Five Things You Should Know About Your Georgia Last Will and Testament

If you are making a Georgia last will and testament you should decide the following five things in advance:

First, you need to decide who your beneficiaries will be.

While most states require your spouse to be included as a beneficiary of your estate, when it comes to your children, grandchildren, and other family members, under Georgia law you’re free to include or exclude whomever you choose. In addition, under Georgia’s inheritance laws you can also name a charity, such as your church or a local shelter, as a beneficiary.

Second, you should determine what assets each of your beneficiaries will inherit from your estate.

In making this determination, keep in mind personal belongings, such as jewelry, collectibles, antiques, and pets, as well as assets, such as bank accounts, stocks and bonds, real estate can be distributed differently under your will. Using you can make specific gifts of cash, real estate, business assets, and specific assets. In addition, you can determine how you would like the residuary of your estate distributed.

Third, you need to nominate a guardian to be responsible for taking care of your minor children until they become adults.

In Georgia, the selection of a guardian for minor children is an important decision. The person you select should hold the morals and values you would like your children to be raised within the event that you pass. Using you can select a primary guardian for minor children as well as a secondary guardian for minor children so your children are protected.

Fourth, you need to decide what will happen to your remains after your death.

Under Georgia law, you can specify whether you would like to be cremated, buried or allow your family to make the decision for you. If you have already purchased a funeral plot at a cemetery you can specify these instructions.

Fifth, you need to appoint someone to be executor/personal representative of your estate.

The executor is the person you nominate to be in charge of settling your final affairs, such as paying bills, and taxes, administering your probate estate and carrying out your final wishes. Using you can select a primary personal representative as well as a secondary personal representative for your estate.
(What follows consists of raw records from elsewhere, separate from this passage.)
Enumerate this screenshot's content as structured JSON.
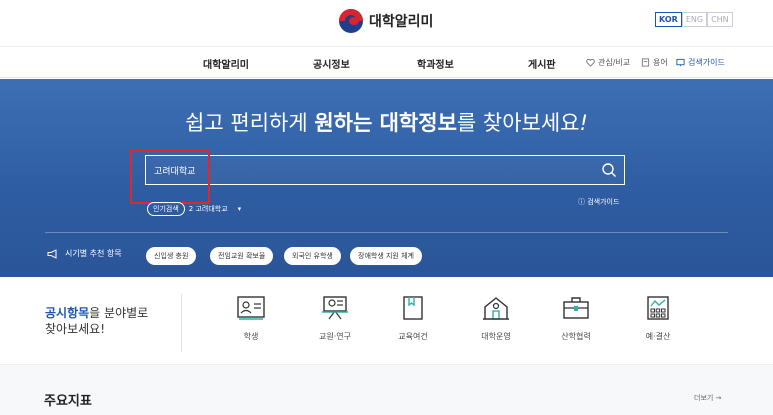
{
  "header": {
    "logo_text": "대학알리미",
    "languages": [
      "KOR",
      "ENG",
      "CHN"
    ],
    "active_language": "KOR"
  },
  "nav": {
    "items": [
      "대학알리미",
      "공시정보",
      "학과정보",
      "게시판"
    ],
    "utils": [
      "관심/비교",
      "용어",
      "검색가이드"
    ]
  },
  "hero": {
    "title_prefix": "쉽고 편리하게 ",
    "title_bold1": "원하는 대학정보",
    "title_suffix": "를 찾아보세요",
    "title_mark": "!",
    "search_value": "고려대학교",
    "popular_badge": "인기검색",
    "popular_item": "2 고려대학교",
    "guide_link": "검색가이드",
    "season_label": "시기별 추천 항목",
    "chips": [
      "신입생 충원",
      "전임교원 확보율",
      "외국인 유학생",
      "장애학생 지원 체계"
    ]
  },
  "categories": {
    "lead_bold": "공시항목",
    "lead_rest": "을 분야별로",
    "lead_line2": "찾아보세요!",
    "items": [
      {
        "label": "학생",
        "icon": "student-card-icon"
      },
      {
        "label": "교원·연구",
        "icon": "presentation-board-icon"
      },
      {
        "label": "교육여건",
        "icon": "book-icon"
      },
      {
        "label": "대학운영",
        "icon": "university-building-icon"
      },
      {
        "label": "산학협력",
        "icon": "briefcase-icon"
      },
      {
        "label": "예·결산",
        "icon": "finance-chart-icon"
      }
    ]
  },
  "indicators": {
    "title": "주요지표",
    "more": "더보기 →"
  },
  "colors": {
    "brand_blue": "#1e55b3",
    "hero_bg": "#2f5da3",
    "highlight_red": "#e3262c"
  }
}
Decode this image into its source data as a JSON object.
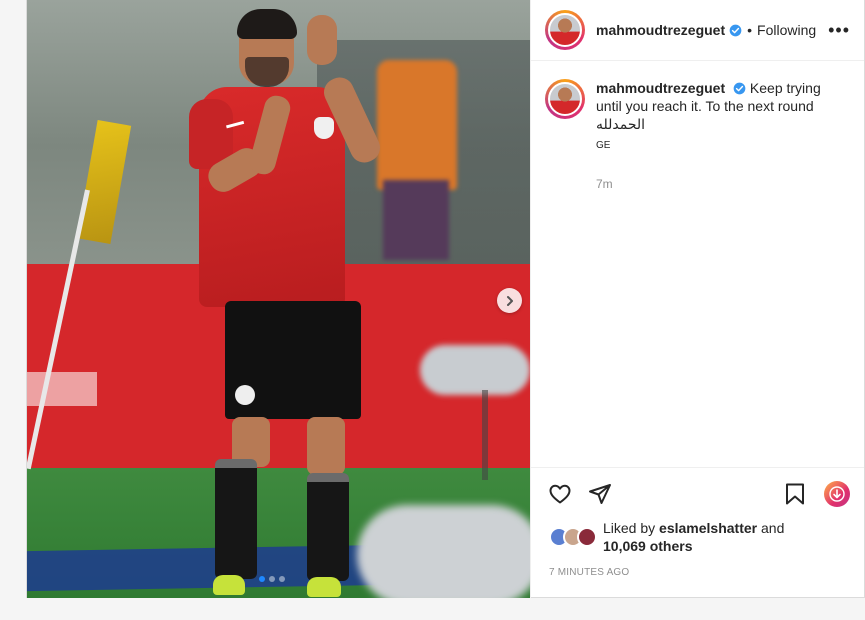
{
  "post": {
    "username": "mahmoudtrezeguet",
    "follow_separator": "•",
    "follow_status": "Following",
    "more_icon_glyph": "•••",
    "caption_text": "Keep trying until you reach it. To the next round الحمدلله",
    "caption_sub": "GE",
    "caption_time": "7m",
    "media_indicator": {
      "current": 1,
      "total": 3
    }
  },
  "likes": {
    "prefix": "Liked by ",
    "first_liker": "eslamelshatter",
    "joiner": " and",
    "others": "10,069 others"
  },
  "posted_time": "7 MINUTES AGO",
  "colors": {
    "accent_blue": "#0095f6",
    "verified_blue": "#3897f0",
    "jersey_red": "#d92a2a",
    "text_primary": "#262626",
    "text_secondary": "#8e8e8e"
  },
  "icons": {
    "like": "heart-icon",
    "share": "paper-plane-icon",
    "save": "bookmark-icon",
    "download": "download-icon",
    "next": "chevron-right-icon",
    "verified": "verified-badge-icon",
    "more": "more-options-icon"
  }
}
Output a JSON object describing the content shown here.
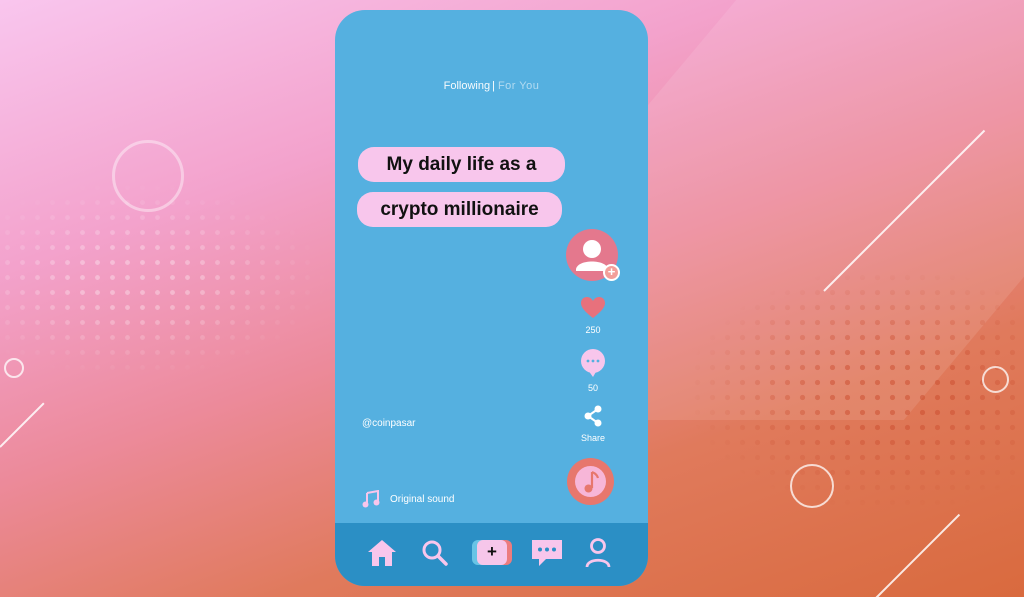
{
  "feed_tabs": {
    "following": "Following",
    "separator": "|",
    "for_you": "For You"
  },
  "caption": {
    "line1": "My daily life as a",
    "line2": "crypto millionaire"
  },
  "actions": {
    "likes": "250",
    "comments": "50",
    "share": "Share"
  },
  "username": "@coinpasar",
  "sound": "Original sound",
  "nav": {
    "items": [
      "home-icon",
      "search-icon",
      "create-icon",
      "inbox-icon",
      "profile-icon"
    ],
    "create_symbol": "+"
  },
  "colors": {
    "phone": "#55b0e0",
    "nav_bar": "#2b8fc5",
    "pill": "#f8c6ec",
    "accent": "#e4788d"
  }
}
In addition, our cloud-based system will allow you to send an automated notification to your primary and secondary personal representatives notifying them that you have selected them as fiduciaries of your estate.

Once you make these important decisions, use to finalize your last will and testament.  Once you have your final will, you will need to execute the document in the presence of two witnesses and a notary.